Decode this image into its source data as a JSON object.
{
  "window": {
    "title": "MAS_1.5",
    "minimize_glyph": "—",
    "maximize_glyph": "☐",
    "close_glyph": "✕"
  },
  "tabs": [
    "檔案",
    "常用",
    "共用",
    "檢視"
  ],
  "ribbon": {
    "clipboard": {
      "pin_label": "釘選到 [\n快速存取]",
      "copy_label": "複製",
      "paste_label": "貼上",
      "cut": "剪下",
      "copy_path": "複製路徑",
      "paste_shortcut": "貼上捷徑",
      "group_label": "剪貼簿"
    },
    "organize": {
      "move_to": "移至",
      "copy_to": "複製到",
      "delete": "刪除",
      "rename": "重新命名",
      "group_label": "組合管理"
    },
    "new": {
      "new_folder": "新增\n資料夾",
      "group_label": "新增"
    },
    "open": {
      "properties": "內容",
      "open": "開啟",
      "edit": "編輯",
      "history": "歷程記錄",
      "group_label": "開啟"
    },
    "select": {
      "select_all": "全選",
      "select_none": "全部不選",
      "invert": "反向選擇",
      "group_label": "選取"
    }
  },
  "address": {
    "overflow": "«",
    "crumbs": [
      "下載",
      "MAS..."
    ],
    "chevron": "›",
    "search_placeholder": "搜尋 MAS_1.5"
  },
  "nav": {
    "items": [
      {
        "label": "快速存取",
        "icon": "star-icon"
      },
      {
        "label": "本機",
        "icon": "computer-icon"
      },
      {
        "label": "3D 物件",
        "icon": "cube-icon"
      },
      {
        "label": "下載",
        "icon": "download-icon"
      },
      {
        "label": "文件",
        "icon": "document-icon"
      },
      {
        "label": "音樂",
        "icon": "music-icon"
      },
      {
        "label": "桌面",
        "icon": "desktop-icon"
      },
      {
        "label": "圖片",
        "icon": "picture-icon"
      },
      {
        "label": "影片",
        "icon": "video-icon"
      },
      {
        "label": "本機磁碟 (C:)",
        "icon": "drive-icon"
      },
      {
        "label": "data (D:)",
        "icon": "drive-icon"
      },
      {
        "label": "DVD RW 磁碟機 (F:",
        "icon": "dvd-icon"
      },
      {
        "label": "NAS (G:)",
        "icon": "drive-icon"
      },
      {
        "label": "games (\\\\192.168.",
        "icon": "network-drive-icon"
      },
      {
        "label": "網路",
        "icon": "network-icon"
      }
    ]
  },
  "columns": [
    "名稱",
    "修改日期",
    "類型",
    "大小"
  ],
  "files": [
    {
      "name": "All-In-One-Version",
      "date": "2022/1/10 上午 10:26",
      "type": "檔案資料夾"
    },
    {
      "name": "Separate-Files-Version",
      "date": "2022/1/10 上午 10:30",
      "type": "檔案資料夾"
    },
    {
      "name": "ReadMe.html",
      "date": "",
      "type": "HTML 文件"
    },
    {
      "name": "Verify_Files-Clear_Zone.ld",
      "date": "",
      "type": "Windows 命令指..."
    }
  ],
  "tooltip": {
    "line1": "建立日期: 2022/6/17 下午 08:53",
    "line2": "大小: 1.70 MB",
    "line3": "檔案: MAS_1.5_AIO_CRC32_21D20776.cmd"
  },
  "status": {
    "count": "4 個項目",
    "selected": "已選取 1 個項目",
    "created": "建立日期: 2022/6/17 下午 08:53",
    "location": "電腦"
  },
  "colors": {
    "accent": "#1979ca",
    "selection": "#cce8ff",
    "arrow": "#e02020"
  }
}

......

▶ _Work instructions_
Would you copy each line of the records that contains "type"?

▶ _Expected answer_
      "type": "檔案資料夾"
      "type": "檔案資料夾"
      "type": "HTML 文件"
      "type": "Windows 命令指..."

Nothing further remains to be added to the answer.